Take every line from the listing below that contains "代理目录".

INFORMATION GIVEN:
══════
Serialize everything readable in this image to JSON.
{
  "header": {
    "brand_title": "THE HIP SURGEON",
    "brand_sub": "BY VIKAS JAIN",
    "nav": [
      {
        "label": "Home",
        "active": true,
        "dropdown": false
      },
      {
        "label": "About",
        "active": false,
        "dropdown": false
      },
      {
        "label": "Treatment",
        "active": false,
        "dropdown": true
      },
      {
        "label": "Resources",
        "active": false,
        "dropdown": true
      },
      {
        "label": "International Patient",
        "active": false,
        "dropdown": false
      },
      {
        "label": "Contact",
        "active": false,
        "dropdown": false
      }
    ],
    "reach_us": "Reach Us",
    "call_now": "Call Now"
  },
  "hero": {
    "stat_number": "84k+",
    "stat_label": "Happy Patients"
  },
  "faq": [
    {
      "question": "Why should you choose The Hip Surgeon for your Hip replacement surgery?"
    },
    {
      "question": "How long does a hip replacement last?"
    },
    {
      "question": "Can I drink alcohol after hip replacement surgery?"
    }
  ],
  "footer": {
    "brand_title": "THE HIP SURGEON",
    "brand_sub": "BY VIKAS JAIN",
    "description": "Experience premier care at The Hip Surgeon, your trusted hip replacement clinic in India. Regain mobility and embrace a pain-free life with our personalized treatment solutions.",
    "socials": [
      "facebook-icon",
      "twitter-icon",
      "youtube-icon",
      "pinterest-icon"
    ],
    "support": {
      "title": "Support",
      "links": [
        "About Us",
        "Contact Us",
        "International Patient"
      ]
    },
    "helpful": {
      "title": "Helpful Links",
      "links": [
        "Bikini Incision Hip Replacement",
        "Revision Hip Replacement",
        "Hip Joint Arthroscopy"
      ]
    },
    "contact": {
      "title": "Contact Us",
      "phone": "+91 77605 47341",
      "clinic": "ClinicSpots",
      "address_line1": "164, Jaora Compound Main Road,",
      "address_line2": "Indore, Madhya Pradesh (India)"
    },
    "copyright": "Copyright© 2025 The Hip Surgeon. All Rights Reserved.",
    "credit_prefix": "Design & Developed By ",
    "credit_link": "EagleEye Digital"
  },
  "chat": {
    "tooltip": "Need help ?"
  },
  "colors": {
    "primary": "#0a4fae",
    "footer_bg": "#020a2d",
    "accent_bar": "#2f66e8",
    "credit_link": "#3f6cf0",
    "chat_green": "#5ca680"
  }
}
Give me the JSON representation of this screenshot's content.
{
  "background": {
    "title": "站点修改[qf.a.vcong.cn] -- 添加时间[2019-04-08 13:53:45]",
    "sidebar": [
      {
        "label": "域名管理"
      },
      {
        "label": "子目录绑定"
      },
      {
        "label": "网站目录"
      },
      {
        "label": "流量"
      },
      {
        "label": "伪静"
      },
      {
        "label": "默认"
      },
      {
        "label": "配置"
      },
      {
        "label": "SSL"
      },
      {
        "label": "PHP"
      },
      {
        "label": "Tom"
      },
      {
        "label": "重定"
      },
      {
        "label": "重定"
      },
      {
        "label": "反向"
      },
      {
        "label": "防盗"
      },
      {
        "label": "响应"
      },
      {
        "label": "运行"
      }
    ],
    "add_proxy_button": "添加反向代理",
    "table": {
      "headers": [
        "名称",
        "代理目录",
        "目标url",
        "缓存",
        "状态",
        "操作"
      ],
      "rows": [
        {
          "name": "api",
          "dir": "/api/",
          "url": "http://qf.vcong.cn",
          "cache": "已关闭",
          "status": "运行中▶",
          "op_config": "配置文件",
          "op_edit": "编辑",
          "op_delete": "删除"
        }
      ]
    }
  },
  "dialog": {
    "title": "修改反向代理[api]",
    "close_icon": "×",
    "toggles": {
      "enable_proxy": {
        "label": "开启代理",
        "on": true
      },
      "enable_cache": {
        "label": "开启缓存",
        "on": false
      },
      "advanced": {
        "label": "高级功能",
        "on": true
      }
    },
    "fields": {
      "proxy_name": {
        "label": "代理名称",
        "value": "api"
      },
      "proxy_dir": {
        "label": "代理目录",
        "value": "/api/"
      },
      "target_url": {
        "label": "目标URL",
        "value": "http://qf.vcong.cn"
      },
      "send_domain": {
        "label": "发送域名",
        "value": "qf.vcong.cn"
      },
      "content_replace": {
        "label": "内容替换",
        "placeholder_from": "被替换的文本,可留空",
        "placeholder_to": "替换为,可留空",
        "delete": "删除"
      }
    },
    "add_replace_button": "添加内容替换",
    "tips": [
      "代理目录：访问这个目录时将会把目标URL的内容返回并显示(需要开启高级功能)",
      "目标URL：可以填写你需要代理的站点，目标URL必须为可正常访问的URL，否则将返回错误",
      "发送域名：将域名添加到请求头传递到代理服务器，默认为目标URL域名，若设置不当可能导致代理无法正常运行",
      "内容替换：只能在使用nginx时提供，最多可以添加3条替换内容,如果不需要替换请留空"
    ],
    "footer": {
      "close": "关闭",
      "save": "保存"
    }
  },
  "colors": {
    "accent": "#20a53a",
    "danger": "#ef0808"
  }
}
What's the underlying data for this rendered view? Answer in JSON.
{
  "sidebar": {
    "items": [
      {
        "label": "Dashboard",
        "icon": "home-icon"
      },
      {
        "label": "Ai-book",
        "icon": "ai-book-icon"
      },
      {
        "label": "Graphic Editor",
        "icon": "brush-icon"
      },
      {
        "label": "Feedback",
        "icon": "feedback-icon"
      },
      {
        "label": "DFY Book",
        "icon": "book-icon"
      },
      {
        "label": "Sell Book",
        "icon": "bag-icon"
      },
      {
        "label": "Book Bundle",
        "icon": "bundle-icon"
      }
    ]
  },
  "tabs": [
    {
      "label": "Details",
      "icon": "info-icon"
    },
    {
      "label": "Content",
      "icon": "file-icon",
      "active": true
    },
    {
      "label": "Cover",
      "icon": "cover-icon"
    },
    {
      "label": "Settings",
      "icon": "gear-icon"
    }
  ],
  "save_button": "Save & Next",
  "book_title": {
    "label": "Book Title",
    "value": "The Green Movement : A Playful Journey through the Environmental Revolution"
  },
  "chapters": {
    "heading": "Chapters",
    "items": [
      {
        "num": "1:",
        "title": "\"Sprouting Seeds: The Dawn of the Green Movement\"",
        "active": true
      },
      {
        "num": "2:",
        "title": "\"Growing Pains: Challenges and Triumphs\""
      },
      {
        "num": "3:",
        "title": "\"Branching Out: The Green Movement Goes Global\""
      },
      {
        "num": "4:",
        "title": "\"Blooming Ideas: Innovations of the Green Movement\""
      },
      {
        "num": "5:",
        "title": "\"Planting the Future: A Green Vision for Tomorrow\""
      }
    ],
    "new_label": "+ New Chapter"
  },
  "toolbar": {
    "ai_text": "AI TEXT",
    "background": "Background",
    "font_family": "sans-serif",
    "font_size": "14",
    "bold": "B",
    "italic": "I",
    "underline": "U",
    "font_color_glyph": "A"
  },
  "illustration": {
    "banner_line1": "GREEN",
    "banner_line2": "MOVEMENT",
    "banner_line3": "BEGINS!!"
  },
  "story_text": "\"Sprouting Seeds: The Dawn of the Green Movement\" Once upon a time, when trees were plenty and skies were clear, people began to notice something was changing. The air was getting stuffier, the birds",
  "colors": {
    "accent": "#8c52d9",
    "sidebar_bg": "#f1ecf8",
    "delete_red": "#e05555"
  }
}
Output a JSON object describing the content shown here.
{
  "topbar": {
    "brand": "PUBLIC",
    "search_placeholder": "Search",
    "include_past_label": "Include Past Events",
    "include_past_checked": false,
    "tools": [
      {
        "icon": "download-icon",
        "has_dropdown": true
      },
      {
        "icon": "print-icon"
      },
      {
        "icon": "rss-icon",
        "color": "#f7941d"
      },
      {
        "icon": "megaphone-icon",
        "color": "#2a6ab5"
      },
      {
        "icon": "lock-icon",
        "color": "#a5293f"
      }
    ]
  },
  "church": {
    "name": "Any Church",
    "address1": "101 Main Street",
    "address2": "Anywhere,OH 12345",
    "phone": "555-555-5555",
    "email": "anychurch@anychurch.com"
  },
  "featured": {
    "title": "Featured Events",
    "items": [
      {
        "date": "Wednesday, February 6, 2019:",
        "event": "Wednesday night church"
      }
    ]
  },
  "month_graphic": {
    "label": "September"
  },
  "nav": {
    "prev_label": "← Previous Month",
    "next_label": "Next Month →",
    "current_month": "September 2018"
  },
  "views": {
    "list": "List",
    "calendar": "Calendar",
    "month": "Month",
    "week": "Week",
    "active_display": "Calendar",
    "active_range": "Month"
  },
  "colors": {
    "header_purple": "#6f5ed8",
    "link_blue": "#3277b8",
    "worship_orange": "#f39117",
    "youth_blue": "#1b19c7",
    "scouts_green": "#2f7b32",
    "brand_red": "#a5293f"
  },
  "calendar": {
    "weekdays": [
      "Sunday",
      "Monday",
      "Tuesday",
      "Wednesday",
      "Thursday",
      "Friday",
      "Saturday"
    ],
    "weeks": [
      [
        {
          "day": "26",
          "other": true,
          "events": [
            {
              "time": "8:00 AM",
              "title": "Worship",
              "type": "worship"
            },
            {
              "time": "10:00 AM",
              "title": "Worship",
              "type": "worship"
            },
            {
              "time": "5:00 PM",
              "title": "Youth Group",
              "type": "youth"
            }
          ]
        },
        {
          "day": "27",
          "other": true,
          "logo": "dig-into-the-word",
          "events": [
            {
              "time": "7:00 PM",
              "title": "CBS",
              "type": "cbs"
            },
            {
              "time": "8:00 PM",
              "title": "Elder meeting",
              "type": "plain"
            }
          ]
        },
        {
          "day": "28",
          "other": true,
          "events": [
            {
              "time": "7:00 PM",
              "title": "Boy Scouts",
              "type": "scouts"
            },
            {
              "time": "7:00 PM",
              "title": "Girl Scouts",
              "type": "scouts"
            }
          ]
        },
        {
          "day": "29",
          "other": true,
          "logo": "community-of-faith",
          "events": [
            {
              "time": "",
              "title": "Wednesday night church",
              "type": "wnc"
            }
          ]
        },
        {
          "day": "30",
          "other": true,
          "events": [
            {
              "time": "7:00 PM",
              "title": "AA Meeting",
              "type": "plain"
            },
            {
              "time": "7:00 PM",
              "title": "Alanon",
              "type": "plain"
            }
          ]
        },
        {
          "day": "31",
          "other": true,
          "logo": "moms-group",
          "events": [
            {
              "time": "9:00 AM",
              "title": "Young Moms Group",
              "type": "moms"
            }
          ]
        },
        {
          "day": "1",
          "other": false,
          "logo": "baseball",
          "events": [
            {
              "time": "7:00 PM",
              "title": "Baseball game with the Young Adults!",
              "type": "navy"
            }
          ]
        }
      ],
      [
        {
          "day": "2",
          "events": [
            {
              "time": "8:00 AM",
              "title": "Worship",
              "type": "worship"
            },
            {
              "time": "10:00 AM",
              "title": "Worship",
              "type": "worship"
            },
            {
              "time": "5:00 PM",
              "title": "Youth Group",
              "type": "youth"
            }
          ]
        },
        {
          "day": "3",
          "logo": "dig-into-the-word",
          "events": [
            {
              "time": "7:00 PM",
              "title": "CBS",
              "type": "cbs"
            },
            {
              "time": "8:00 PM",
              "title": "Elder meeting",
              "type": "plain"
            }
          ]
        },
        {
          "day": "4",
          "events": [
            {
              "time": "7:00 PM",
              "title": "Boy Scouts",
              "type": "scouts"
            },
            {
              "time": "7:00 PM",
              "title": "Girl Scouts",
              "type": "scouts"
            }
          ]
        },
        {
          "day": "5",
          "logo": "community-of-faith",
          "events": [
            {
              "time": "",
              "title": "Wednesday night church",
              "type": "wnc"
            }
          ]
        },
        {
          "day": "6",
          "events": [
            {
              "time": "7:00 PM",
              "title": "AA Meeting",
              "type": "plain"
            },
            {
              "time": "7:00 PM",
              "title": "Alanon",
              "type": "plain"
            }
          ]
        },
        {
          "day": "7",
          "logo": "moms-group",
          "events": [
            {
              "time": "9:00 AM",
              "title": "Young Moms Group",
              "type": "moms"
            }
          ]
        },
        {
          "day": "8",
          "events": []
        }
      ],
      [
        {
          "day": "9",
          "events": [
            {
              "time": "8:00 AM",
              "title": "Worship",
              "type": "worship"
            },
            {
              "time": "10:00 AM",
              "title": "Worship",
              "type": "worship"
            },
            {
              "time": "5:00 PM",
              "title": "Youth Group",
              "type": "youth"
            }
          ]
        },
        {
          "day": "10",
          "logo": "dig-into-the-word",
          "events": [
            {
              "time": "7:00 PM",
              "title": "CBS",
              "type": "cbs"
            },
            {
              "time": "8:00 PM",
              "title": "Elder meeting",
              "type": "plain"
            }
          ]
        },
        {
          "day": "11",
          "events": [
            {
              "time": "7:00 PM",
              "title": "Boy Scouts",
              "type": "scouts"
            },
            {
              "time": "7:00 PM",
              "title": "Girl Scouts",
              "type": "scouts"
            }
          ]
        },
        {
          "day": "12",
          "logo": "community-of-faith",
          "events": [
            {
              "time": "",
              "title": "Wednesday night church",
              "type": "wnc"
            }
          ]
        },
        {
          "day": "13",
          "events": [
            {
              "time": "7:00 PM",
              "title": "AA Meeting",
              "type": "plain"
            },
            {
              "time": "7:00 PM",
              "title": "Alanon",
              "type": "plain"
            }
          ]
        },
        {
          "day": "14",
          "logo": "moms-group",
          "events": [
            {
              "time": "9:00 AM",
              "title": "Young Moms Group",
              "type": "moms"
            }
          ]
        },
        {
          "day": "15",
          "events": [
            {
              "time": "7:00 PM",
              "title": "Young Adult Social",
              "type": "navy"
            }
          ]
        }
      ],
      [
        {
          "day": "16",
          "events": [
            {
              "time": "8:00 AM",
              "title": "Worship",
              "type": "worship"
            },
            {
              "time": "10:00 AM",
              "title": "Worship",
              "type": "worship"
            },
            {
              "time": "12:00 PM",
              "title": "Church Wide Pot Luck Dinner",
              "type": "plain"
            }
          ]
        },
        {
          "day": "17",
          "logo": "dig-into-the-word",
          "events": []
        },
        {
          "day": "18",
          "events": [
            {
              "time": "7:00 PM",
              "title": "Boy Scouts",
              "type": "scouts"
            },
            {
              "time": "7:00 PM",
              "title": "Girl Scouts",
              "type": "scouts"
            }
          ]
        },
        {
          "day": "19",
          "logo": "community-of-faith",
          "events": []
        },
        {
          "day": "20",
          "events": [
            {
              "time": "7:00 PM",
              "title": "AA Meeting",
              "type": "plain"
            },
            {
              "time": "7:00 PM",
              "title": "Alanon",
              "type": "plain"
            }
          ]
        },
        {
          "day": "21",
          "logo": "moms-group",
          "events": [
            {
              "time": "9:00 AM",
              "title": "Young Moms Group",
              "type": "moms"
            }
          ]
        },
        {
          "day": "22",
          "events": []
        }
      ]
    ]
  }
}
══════
ANSWER FOR THE TASK:
        "代理目录",
        "label": "代理目录",
      "代理目录：访问这个目录时将会把目标URL的内容返回并显示(需要开启高级功能)",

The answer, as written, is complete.